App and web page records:
▼

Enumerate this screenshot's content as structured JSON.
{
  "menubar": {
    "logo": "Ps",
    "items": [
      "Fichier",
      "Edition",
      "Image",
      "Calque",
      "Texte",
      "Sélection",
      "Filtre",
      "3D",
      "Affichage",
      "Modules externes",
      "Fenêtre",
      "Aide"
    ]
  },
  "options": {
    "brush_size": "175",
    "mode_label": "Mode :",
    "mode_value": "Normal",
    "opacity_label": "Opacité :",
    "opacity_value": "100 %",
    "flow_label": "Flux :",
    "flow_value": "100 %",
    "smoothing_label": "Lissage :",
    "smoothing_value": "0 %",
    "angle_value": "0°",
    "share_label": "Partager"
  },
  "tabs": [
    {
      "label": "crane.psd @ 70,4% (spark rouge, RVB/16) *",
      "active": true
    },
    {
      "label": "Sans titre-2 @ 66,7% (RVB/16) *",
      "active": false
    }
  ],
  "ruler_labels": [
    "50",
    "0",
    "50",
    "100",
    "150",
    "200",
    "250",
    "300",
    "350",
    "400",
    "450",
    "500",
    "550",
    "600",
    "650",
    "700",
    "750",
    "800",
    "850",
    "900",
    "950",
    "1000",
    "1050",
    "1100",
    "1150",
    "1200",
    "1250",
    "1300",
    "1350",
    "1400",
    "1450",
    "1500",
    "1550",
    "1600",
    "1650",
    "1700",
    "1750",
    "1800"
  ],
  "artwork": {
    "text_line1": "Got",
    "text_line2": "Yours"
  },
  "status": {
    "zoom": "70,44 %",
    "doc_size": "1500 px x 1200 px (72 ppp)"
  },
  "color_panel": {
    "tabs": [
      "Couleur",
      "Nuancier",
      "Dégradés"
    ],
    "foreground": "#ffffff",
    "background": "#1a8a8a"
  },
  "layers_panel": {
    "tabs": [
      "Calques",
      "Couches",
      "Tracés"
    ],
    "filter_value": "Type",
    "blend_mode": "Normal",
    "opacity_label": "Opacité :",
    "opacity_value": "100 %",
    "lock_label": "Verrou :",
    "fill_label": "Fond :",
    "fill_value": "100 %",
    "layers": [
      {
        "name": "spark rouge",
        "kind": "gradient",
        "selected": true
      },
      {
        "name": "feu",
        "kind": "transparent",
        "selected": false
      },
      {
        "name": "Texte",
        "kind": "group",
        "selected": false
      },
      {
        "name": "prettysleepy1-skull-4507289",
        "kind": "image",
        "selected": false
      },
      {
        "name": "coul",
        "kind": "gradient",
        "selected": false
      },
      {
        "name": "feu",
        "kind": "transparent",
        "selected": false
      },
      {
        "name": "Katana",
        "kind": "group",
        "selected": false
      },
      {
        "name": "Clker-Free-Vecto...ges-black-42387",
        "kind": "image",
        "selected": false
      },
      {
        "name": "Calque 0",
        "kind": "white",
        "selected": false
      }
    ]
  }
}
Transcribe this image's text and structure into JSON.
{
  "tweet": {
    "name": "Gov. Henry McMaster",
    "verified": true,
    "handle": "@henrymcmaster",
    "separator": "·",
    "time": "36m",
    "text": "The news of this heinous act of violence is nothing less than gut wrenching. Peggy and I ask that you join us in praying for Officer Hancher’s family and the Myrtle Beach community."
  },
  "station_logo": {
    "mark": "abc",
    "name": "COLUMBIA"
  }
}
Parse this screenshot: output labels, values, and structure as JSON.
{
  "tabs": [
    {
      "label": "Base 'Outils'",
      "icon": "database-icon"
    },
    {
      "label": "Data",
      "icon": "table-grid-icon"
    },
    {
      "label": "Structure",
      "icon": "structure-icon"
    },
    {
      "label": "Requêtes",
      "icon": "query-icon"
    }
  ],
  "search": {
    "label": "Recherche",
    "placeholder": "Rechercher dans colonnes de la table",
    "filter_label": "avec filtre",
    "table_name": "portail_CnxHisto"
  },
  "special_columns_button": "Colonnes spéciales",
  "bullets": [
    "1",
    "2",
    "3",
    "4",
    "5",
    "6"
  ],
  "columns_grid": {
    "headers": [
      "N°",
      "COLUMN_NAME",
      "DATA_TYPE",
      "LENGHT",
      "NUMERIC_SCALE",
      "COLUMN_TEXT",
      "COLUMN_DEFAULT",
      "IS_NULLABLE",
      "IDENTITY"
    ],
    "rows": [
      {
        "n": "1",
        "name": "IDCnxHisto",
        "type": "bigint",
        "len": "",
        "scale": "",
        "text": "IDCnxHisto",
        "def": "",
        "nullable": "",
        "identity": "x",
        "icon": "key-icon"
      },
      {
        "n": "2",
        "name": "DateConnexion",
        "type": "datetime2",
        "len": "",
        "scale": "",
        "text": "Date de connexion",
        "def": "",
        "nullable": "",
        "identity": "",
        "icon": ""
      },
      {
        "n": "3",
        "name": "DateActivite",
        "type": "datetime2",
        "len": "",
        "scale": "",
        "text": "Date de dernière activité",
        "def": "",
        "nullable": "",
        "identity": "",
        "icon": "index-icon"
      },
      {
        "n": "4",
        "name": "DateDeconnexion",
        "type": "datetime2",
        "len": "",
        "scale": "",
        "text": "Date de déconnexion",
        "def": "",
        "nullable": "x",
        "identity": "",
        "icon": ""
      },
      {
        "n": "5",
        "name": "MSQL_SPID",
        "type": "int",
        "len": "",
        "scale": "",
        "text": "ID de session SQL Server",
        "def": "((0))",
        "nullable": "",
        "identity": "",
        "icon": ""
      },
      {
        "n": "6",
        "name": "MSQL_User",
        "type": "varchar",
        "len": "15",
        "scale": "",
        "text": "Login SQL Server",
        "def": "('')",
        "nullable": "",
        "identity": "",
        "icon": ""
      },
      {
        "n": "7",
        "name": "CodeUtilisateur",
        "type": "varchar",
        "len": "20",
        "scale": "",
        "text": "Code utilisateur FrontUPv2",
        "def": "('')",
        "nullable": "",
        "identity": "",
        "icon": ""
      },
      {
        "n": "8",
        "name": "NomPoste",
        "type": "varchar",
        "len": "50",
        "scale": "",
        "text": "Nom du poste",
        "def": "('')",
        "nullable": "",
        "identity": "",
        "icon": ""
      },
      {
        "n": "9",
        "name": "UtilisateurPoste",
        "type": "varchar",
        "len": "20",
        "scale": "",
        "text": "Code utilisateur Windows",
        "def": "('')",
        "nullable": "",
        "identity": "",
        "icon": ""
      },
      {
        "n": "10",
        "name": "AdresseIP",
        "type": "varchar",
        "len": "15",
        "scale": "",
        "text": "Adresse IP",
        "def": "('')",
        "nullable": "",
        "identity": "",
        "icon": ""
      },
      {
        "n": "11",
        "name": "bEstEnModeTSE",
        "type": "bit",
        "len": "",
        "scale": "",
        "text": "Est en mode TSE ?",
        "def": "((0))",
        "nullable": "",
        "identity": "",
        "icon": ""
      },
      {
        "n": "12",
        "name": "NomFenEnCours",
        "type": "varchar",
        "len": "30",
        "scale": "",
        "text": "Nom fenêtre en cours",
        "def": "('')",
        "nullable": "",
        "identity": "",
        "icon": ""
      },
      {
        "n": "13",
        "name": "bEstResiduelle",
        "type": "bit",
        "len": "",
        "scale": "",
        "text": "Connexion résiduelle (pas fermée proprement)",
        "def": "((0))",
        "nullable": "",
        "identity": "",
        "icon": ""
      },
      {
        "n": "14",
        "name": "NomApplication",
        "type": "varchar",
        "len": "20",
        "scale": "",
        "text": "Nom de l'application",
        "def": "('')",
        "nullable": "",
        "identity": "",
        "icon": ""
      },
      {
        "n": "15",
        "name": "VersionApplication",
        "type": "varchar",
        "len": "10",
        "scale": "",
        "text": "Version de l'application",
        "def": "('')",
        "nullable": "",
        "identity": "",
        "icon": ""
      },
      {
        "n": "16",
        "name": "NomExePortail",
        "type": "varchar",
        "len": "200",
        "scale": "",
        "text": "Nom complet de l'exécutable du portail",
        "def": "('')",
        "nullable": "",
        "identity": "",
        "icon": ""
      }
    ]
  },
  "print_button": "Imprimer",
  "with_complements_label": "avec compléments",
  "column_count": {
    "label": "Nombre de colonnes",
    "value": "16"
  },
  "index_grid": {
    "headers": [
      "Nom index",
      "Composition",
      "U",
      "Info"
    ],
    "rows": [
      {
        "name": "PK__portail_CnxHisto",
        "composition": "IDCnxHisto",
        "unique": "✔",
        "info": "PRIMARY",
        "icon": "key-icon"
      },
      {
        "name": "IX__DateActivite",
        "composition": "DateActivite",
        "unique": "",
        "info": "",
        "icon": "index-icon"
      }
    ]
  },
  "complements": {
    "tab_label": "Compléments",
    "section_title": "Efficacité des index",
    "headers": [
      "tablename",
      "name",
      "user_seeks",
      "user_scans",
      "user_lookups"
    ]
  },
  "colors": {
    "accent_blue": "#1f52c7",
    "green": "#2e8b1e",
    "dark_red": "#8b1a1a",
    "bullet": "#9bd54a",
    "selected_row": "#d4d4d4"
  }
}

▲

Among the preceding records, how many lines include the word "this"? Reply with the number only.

## EXPECTED OUTPUT
4